Of course, Sane has lately flourished as the left side of Manchester City's new attacking trident with Raheem Sterling and Gabriel Jesus, but a paucity of options sees him selected at wing-back here. Besides, Guardiola himself has selected Sane in that position, and though City have not won a game in which a defensive three has been attempted, the young German cannot be blamed too much for that. Having taken a while to bed in, his talent is becoming ever more apparent.
Midfielder: Tom Davies (Everton, 18)
Everton are always ready to throw in youngsters to see what might happen, but Davies' sudden explosion has come as a surprise. He was never given the advanced billing of a Wayne Rooney or Ross Barkley, but Koeman has unearthed someone who runs for the entire 90 minutes and has a keen eye for a key pass. Davies was Manchester City's destroyer last month, scoring one and supplying two more in a 4-0 Everton win.
Midfielder: Harry Winks (Tottenham, 21)
Mauricio Pochettino's trust in youth continues with Winks, another player who can follow the likes of Harry Kane, Dele Alli and Eric Dier. A central midfielder who likes to push forward when possible and used most regularly as a substitute, he has supplanted Tom Carroll and Ryan Mason, fellow youth midfield products Pochettino shipped out to Swansea City and Hull City respectively.
Midfielder: Alex Iwobi (Arsenal, 20)
In his second season as a first-team squad member, he has been a regular first-choice selection for significant parts of this campaign. The Nigerian has a trick or two up his sleeve, as might somebody who is the nephew of Jay-Jay Okocha, and links play up well between midfield and attack. He has to take a creative backseat, with the likes of Mesut Ozil and Alexis Sanchez around, but manager Arsene Wenger clearly sees a lot in him.
Forward: Dele Alli (Tottenham, 20)
The problem Tottenham face with Alli is bottling up expectations in a player who at 20 already looks like the real deal. Two full seasons in the Football League with MK Dons undoubtedly strengthened him, but Spurs perhaps never thought they had signed a player of such attacking gifts. Initially thought of as a central midfielder, he now thrives in a free role off Harry Kane, offering an intimidating goal threat, as previously invincible Chelsea found out when he scored both goals in a 2-0 win a month ago.
Forward: Gabriel Jesus (Manchester City, 19)

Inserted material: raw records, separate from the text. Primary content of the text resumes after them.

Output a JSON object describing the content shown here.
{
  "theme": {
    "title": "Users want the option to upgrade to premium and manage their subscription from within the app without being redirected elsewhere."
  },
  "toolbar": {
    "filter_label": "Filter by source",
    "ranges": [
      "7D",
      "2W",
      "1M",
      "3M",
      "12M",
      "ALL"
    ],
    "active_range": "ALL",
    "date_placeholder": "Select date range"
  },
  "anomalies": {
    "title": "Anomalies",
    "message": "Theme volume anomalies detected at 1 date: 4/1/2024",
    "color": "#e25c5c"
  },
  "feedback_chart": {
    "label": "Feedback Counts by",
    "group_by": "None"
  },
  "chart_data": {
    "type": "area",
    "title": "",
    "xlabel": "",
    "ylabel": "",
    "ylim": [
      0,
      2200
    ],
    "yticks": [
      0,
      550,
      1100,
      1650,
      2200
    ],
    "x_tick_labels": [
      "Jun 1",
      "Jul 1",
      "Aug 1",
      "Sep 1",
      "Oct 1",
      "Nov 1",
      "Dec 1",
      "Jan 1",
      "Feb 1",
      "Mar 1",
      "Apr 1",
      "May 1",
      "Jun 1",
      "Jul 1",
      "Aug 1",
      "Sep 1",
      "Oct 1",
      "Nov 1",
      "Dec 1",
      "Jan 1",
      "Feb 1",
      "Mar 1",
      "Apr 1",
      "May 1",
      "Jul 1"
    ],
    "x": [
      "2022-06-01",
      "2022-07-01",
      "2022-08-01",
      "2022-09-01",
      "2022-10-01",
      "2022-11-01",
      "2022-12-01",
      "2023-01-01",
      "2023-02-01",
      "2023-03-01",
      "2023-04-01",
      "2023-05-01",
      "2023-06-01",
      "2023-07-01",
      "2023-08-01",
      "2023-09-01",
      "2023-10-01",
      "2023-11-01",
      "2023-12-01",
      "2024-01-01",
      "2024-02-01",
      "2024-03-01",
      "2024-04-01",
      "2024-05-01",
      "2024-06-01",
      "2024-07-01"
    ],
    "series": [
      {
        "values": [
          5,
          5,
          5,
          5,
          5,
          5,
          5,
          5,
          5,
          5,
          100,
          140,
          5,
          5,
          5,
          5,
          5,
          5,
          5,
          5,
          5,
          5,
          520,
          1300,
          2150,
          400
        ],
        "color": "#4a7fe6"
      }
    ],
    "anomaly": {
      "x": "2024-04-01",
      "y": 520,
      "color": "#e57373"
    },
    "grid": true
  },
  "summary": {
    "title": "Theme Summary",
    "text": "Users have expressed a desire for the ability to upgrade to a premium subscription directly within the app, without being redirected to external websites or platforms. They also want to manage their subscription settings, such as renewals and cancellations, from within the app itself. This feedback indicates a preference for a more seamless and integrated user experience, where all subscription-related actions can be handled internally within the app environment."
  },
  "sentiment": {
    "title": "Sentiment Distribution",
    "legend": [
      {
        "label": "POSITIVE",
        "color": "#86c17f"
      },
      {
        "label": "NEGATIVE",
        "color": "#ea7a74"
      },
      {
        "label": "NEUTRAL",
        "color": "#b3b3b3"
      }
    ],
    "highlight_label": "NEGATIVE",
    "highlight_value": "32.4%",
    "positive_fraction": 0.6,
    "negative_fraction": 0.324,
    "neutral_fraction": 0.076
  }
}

Jesus has reminded big clubs that January can be a good time to add personnel. The Brazilian is galvanising City, finally playing the brand of attacking football that was expected from them when Guardiola pitched up at the Etihad. There are even smiles on the manager's face, though Sergio Aguero is not nearly so happy. Jesus was wanted by Europe's top clubs, and City had to wait until January to use him as he stayed on to finish the season with Palmeiras. Three goals in his past two games and incendiary attacking performances suggest the wait was worth it.